Not “just kids’ stuff” indeed. Hinton suggests that this could represent a step toward the ultimate blurring of the lines between the “real” world and its virtual counterpart, in which so-called ubiquitous computing will allow us to control real-world devices and events from cyberspace, and vice-versa.
The implications are profound. Hinton writes:
“The ubicomp world is one where common devices and objects are networked both in cyberspace and in real space — their physical locations and IP addresses coequally defining their existence and, essentially, their relevance.” (2006, p. 6)
This interactive mingling of stuff and information is important, reminiscent of early man’s use of words to order the universe, giving things meaning beyond their simple existence and providing humans with an abstract perspective on the world. Johan Huizinga believes this played a key role in the development of culture:
“In the making of speech and language, the spirit is continually ‘sparking’ between matter and mind, as it were, playing with this wonderous nominative faculty. Behind every abstract expression there lie the boldest of metaphors, and every metaphor is a play upon words. Thus in giving expression to life man creates a second, poetic world alongside the world of nature.” (1950, p. 4)
It seems we’re creating a third, virtual world alongside of that as well. It won’t look anything like Pong.
Huizinga, J. (1950). Nature and Significance of Play as a Cultural Phenomenon (pp. 1-27). Homo Ludens: A Study of the Play Element in Culture. Boston: Beacon Press.
Crawford, C. (1982). What is a Game? (c.1). The Art of Computer Game Design. (http://www.vancouver.wsu.edu/fac/peabody/game-book/Coverpage.html)
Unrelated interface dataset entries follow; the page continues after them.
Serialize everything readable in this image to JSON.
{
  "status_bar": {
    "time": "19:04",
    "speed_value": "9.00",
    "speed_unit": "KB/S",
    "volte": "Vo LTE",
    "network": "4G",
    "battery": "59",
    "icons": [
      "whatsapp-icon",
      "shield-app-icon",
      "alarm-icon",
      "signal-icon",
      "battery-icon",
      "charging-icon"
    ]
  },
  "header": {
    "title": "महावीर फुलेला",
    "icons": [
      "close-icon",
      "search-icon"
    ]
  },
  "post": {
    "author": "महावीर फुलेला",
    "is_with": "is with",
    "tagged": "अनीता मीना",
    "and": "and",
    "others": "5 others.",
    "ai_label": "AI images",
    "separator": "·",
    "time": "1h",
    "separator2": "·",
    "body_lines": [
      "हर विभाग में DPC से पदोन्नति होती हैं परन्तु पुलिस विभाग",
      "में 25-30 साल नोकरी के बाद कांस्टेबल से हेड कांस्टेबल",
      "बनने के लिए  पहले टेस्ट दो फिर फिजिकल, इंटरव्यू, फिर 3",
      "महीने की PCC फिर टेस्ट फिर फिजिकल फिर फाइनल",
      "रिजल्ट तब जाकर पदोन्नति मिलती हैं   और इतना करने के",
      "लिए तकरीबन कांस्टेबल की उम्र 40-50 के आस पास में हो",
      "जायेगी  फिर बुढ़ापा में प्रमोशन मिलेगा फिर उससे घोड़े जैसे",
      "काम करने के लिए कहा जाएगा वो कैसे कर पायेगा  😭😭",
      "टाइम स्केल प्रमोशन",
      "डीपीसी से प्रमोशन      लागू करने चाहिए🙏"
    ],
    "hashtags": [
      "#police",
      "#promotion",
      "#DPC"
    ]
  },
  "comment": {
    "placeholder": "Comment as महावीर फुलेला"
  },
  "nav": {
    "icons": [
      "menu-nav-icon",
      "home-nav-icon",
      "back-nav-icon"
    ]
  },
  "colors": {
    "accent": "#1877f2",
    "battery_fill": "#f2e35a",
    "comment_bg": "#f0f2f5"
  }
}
Hinton, A. (2006). We Live Here: Games, Third Places and the Information Arcitecture of the Future. ASIS&T Bulletin, August/September. (http://www.asis.org/Bulletin/Aug-06/hinton.html)
Ito, Joi (2006). World of Warcrack. Wired Magazine, Issue 14.06, June. (http://www.wired.com/wired/archive/14.06/warcraft.html)
Pine, B.J., & Gilmore, J.H. (1999). The Experience Economy. Cambridge: Harvard Business School Press, pp. 1-26.